SHEFFIELD VILLAGE, Ohio — Asleep at home with her family, Nataliaa Glotova found herself thrust into a life and death situation.
"We heard explosions, I was hoping it was a dream," said Glotova.
As Russian forces eventually moved closer to her hometown outside of Ukraine's capitol city, Nataliia, along with her children, fled the fighting and left her husband behind.
"He's helping our military," said Glotova.
The mom of two returned to Northeast Ohio, where the couple lived more than a decade ago.
"It's easier when you know somebody," said Glotova.
Glotova may be back in familiar territory but adding to the trauma of escaping Ukraine is that she and her children arrived here with nothing.
"You need everything when you come to another country," said Glotova.

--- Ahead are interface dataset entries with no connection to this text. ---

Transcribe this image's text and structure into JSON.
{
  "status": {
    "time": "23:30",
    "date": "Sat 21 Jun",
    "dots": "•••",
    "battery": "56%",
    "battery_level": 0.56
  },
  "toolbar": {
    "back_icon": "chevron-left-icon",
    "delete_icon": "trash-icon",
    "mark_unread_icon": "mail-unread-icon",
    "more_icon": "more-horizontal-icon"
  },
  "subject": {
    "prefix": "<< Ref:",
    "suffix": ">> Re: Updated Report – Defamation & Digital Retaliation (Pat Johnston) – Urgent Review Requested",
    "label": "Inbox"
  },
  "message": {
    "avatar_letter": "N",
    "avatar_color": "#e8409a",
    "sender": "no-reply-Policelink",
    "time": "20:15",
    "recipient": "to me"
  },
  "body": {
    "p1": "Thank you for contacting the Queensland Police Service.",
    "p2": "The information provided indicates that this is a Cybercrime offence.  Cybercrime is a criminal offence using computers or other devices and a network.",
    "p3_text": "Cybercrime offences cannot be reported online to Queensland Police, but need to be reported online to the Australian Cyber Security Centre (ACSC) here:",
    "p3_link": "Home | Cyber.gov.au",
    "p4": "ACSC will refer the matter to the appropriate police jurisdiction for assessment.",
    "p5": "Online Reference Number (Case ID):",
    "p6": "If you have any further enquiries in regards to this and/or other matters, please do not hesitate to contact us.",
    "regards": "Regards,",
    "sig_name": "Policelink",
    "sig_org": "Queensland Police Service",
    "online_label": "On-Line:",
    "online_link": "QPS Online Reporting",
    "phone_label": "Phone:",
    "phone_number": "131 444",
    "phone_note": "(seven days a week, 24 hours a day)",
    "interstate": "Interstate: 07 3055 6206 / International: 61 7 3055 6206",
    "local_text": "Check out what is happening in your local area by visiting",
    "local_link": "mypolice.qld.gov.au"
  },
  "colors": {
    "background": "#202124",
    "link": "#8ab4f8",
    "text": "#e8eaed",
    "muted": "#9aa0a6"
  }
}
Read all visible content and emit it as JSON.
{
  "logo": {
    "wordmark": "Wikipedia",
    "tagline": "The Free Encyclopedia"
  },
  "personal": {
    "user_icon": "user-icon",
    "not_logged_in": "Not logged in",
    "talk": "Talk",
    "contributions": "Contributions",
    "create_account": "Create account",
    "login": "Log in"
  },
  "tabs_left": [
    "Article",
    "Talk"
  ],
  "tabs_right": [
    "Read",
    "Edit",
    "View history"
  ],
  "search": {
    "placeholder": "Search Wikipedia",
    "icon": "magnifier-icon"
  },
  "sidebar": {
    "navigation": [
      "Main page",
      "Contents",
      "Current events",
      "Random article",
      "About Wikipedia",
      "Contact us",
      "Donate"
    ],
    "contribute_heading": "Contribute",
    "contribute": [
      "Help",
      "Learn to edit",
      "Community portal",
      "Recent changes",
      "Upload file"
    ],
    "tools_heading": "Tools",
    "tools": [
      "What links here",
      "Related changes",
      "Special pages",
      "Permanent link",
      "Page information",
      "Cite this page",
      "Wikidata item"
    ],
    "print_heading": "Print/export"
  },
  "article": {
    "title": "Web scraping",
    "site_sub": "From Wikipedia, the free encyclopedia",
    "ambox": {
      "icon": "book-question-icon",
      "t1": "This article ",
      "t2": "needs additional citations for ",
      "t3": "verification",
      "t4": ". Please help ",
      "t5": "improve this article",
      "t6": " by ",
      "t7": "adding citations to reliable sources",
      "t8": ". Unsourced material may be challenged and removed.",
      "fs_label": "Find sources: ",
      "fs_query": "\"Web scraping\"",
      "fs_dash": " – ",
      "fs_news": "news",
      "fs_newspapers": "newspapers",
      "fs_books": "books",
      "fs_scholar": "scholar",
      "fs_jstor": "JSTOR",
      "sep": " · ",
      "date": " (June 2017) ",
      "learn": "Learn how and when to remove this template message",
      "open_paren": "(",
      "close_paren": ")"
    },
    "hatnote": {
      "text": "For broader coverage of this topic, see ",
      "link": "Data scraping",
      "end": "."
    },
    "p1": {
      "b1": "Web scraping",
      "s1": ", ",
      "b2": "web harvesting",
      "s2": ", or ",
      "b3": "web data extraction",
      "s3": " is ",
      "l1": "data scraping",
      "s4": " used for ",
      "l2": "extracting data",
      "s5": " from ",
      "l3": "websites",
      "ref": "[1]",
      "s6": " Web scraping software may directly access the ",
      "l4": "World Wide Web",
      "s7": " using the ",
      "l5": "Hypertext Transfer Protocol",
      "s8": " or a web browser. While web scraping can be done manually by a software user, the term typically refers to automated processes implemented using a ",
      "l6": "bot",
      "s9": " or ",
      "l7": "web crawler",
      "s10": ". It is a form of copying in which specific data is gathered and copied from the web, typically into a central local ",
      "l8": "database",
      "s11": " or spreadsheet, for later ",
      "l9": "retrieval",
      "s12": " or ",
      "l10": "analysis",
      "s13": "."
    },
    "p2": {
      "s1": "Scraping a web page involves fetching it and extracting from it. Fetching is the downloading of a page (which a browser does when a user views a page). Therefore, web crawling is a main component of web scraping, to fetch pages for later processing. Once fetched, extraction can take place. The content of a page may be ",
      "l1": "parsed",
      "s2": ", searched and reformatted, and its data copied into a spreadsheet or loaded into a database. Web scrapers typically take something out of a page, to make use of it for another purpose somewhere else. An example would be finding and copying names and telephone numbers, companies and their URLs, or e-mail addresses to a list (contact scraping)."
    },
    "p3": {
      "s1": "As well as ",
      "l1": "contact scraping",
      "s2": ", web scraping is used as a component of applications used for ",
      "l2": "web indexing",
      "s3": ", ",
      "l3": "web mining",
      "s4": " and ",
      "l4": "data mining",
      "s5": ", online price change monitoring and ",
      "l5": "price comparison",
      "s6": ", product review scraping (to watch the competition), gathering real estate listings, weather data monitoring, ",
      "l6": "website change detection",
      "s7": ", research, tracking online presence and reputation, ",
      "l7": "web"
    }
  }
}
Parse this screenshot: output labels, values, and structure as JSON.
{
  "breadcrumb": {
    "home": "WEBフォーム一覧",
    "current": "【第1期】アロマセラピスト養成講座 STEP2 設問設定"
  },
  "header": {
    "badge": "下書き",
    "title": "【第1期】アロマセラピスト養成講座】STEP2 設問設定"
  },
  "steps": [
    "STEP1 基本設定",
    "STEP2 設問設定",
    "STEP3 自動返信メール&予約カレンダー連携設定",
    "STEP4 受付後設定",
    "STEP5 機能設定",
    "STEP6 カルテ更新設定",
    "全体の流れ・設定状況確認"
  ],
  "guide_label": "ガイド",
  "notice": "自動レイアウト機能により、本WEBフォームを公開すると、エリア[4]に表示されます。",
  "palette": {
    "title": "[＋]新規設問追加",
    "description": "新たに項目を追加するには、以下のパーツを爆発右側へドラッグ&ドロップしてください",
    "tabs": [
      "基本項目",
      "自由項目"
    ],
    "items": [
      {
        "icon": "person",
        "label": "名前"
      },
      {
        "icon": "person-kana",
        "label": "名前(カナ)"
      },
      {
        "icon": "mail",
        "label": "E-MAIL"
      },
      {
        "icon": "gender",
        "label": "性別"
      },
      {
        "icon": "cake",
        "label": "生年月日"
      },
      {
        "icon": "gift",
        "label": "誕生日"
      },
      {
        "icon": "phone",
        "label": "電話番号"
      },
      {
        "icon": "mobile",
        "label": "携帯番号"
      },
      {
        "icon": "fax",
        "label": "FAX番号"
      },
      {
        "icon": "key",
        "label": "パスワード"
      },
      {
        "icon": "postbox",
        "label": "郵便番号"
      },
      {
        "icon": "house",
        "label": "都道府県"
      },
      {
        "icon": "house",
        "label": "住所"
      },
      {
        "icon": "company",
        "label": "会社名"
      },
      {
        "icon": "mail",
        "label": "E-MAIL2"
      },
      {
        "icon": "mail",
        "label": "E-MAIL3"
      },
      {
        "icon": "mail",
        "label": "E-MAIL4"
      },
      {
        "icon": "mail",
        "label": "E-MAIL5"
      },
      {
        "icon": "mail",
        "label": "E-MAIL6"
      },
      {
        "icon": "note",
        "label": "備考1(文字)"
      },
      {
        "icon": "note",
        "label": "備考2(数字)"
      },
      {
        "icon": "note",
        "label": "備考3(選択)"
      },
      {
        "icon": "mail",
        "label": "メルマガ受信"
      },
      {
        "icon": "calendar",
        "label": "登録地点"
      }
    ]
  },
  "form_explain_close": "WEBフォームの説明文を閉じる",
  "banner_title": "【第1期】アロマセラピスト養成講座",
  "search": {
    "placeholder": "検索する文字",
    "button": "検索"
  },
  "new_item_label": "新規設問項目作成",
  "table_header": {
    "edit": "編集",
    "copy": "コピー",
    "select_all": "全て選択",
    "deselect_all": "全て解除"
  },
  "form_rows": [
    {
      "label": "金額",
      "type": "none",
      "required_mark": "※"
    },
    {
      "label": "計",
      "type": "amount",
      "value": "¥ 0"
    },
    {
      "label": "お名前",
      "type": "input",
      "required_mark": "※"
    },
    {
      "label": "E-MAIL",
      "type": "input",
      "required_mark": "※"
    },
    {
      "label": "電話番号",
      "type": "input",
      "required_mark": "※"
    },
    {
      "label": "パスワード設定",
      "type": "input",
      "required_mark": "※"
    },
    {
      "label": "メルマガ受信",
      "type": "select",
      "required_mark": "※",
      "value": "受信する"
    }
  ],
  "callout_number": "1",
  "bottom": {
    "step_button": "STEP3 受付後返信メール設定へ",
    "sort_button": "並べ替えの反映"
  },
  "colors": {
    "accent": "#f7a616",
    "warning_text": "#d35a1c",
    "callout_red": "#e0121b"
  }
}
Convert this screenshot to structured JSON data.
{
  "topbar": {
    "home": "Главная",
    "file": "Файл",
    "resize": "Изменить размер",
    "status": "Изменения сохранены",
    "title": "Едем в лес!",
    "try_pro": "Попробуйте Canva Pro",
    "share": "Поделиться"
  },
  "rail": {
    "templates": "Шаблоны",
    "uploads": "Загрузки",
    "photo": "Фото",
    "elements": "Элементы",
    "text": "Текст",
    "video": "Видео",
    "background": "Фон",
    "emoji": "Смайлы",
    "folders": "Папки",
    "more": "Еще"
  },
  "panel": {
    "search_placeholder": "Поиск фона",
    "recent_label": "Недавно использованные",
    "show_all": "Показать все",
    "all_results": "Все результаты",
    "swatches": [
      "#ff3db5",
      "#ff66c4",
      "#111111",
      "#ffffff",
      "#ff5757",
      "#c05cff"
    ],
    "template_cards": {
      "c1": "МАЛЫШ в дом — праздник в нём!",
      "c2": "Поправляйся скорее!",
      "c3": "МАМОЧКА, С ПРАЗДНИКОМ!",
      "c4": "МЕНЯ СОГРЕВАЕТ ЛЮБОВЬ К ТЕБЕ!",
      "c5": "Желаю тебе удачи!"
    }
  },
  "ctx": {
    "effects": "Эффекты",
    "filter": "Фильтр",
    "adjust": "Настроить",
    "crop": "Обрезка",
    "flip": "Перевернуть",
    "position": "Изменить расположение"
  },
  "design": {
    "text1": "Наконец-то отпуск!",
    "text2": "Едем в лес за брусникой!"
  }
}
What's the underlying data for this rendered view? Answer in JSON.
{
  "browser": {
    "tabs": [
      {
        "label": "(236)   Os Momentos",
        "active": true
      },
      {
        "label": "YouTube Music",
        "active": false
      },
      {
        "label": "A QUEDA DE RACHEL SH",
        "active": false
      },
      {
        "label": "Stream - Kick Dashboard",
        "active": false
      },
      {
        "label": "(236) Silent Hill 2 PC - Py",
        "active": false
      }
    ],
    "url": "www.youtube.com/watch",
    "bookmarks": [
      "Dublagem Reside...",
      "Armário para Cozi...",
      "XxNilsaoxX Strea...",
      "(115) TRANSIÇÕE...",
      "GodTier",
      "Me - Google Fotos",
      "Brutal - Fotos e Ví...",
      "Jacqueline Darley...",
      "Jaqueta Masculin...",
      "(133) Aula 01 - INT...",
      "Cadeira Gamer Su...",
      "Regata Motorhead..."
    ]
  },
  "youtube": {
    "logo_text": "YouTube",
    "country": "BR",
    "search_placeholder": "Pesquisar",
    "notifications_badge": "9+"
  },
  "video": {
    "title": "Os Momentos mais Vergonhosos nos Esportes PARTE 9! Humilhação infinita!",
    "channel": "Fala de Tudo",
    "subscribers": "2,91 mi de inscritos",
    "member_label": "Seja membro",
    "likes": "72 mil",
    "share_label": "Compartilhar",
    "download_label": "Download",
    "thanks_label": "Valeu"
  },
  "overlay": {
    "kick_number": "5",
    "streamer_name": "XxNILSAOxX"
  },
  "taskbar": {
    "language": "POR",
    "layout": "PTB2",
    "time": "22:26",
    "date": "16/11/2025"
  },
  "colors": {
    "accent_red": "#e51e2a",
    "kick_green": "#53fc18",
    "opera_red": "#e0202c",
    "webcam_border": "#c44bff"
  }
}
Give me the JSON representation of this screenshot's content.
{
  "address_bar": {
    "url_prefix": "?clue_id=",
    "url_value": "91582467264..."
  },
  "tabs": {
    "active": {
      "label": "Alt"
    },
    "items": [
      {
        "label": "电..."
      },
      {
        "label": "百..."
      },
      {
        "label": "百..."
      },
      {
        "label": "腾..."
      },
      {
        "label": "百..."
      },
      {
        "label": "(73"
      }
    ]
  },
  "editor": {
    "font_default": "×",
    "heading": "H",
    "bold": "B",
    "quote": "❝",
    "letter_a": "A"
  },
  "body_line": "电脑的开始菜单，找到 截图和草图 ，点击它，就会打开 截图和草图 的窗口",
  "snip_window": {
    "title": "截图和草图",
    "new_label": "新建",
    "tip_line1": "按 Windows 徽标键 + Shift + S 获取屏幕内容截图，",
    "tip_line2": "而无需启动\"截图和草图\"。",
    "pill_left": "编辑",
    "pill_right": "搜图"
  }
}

A newly formed group LC4UKRAINE is helping refugees find what they need.
"It is important for Ukrainian people to feel that because they are scared," said Glotova.
More than 80 individuals and nonprofits are working to connect families with housing and support services.
"For all of us to come together that quickly, I'm not surprised at all by that, that's what we do in Lorain County when something needs to be addressed," said Alicia Foss, of Neighborhood Alliance.
Foss and her team have already helped six Ukrainian families find an apartment.
"We've had a total of 10 units that have been donated at this point and we're looking for more," said Foss.
With limited housing stock right now, there are concerns about keeping up at this pace.
"I am making a plea for any housing owner, or apartment owner that has a space to come forward and be part of this movement, it's a community effort," said Victor Leandry, El Centro.
An effort that's providing much-needed hope for Glotova.
"It is very important to feel that you are not alone with all of this," said Glotova.
As for what the future holds for Glotova and her family, that remains to be seen.
"We will stay here for now and then we'll see, I don't know," said Glotova.
For now, members of LC4UKRAINE will continue doing what they can to make this transition as smooth as possible.
"It's heartbreaking, but I am so glad there's a group of us here in Lorain County that are willing to help and able to help," said Foss.